Long Exposures Capture WiFi Signals as Eerie Patterns of Color

Digital Etheral is a multi-media project in which designer Luis Hernan explores human interactions with electromagnetic signals like WiFi, and attempts to create a visible representation of this wireless technology that surrounds us every day.

As part of the project, the artist developed The Kirlian Device mobile, an app that translates WiFi signals into a five-color heatmap scheme where red means stronger signals and blue means weaker signals. Using that app, he created this vibrantly stunning series of performance art, entitled Spirit Photographs. To capture each mesmerizing photo, Hernan asked subjects to wave a cell phone throughout the air as the colors from the app changed on the face of the phone. He relied on long exposures to document the movement throughout the space in one still image.

The final photographs feature rainbows of color that surround ghostly forms in an energetic pattern of light. The images have an eerie feel to them as ghostly forms in the center slowly reveal themselves to the viewer. “The fact we are becoming increasingly reliant on something that we can’t see intrigues me. I wanted to find a way to show the wireless which is around us and also to show how it changes,” explains Hernan.

Luis Hernan’s website
Digital Ethereal website
via [Laughing Squid]



January 20, 2017

Floating Cabin Lets Nature-Lovers Sleep in the Treetops of Sweden
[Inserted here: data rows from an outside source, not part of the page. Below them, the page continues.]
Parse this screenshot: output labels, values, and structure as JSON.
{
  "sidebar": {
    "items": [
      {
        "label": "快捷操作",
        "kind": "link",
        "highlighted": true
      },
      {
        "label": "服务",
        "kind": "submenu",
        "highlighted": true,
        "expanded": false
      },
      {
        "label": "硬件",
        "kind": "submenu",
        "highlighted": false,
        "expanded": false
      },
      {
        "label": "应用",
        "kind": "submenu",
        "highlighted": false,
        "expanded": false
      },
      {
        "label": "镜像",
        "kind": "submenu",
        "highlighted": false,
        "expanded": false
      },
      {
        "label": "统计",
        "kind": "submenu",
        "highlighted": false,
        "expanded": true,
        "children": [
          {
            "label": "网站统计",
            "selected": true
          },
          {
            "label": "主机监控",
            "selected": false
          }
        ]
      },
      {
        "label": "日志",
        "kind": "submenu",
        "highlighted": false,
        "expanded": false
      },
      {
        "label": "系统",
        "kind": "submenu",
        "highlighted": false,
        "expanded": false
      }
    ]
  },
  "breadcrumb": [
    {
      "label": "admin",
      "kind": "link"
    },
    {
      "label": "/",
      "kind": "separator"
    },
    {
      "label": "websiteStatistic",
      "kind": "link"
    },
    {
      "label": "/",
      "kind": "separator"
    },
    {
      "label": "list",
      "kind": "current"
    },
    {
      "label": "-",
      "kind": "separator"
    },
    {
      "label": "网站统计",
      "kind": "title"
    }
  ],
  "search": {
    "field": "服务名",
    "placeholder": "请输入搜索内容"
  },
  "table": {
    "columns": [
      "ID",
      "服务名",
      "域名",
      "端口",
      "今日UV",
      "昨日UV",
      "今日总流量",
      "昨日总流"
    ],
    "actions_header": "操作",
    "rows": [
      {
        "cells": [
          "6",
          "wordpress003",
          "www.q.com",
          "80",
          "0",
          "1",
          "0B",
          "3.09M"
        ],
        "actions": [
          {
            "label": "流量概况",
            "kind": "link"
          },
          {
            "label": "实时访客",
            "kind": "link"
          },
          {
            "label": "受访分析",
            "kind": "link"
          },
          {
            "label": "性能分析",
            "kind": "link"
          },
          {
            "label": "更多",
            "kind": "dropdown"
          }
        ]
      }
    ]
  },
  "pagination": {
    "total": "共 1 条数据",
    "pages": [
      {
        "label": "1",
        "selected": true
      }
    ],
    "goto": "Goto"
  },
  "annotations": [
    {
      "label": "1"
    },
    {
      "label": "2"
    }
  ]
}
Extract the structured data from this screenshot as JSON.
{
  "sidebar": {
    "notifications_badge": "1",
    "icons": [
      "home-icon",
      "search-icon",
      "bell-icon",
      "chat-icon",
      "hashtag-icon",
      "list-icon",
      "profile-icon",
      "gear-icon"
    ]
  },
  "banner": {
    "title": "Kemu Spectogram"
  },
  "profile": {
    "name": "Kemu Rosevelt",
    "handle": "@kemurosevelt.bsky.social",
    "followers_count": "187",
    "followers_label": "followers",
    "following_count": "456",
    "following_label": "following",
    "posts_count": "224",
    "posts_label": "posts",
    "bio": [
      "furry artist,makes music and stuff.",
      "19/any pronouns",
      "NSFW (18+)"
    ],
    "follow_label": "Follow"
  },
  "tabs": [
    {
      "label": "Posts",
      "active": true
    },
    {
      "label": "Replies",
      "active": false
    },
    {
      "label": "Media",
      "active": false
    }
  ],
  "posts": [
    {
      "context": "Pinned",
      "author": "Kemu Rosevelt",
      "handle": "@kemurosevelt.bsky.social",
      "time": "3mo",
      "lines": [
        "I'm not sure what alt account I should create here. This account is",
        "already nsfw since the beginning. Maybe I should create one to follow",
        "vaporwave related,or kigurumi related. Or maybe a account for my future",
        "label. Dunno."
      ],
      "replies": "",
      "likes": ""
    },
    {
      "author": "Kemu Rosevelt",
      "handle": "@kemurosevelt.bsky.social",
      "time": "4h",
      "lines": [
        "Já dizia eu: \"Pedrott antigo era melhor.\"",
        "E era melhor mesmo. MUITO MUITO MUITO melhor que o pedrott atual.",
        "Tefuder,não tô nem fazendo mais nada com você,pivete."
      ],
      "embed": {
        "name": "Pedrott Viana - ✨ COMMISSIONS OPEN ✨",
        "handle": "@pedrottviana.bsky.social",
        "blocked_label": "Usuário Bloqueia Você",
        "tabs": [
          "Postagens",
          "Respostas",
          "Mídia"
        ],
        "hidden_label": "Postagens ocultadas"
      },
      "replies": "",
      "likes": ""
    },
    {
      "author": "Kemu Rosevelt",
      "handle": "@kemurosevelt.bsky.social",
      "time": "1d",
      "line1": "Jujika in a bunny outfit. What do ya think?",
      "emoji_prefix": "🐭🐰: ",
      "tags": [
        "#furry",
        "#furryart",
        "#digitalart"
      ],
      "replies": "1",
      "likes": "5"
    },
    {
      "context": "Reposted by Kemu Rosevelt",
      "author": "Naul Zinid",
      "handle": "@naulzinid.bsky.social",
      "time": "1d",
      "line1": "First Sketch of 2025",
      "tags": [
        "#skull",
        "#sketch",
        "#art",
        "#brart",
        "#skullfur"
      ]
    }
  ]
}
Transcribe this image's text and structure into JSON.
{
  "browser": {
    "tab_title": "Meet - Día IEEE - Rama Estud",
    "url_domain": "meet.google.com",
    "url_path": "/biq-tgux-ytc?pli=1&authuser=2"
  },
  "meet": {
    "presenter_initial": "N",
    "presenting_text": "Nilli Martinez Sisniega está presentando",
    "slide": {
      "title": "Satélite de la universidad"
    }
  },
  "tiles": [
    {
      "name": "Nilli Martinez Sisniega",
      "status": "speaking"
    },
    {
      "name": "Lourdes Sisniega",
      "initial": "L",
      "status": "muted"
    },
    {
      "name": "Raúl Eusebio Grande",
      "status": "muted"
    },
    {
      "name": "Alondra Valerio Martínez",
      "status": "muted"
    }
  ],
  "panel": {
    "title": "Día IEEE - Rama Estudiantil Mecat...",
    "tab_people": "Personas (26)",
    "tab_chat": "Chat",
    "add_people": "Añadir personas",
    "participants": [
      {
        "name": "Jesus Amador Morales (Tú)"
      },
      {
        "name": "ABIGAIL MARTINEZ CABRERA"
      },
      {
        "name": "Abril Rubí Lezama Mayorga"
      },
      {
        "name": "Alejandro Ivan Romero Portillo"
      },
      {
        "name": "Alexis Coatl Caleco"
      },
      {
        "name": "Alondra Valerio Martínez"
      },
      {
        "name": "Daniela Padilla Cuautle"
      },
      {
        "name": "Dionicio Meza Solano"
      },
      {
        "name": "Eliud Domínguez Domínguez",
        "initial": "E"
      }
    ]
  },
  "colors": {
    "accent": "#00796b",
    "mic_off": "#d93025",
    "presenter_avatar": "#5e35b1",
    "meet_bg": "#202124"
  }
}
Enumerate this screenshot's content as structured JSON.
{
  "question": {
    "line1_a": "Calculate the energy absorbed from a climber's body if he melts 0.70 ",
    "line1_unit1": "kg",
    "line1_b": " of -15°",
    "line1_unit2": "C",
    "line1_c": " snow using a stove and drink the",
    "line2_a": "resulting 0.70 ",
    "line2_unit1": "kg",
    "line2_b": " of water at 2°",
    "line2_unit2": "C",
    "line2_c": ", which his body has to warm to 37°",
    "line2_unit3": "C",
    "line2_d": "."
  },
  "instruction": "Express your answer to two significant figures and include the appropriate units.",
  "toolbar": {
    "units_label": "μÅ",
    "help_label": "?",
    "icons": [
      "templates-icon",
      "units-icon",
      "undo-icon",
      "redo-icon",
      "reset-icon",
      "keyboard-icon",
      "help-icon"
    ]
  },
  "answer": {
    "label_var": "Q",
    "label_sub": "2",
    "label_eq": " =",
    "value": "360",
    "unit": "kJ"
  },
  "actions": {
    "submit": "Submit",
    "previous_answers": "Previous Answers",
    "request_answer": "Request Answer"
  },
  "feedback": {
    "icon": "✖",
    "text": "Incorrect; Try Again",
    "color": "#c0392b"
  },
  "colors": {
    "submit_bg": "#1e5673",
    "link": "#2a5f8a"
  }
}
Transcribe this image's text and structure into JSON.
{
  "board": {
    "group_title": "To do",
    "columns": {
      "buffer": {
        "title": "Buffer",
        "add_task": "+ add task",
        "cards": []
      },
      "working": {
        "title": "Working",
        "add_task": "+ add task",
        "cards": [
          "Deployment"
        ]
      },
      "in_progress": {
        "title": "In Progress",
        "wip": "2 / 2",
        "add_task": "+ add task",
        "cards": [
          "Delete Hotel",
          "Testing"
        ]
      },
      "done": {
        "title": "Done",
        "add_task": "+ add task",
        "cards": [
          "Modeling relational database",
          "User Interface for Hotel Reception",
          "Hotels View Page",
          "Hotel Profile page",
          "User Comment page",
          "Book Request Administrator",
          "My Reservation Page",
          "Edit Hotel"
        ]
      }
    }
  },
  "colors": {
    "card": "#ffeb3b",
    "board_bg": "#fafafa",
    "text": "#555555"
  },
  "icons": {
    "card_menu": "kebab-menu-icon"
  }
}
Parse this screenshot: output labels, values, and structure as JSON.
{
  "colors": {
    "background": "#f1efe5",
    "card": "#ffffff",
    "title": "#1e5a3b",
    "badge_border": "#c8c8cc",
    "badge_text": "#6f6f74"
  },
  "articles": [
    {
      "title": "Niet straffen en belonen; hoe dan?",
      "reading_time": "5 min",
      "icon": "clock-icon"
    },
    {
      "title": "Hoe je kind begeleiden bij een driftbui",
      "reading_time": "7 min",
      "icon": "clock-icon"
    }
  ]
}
If you’ve ever dreamed of cuddling up in a contemporary treehouse, the 7th Room Treehotel may be your new favorite getaway. Designed by Snøhetta—a design office that dabbles in landscaping, architecture, interiors, and brand design—the floating bungalow is tucked away in Northern Sweden and perfectly positioned for a sweeping view of the Northern Lights. The 7th Room is elevated by twelve 10-meter stilts and is beautifully built around the towering trunk of a pine tree.

Read Article


January 20, 2017

19 Most Creative Water Fountains From Around the World

Water fountains have a long place in our history. Dating back to the Ancient Roman times, these reservoirs were first designed with a purely practical purpose—for holding precious drinking water and bathing. These early fountains were uncovered, free standing, and placed along the street for public consumption. (Wealthier folks also had them in their homes.)

Read Article


Get Our Weekly Newsletter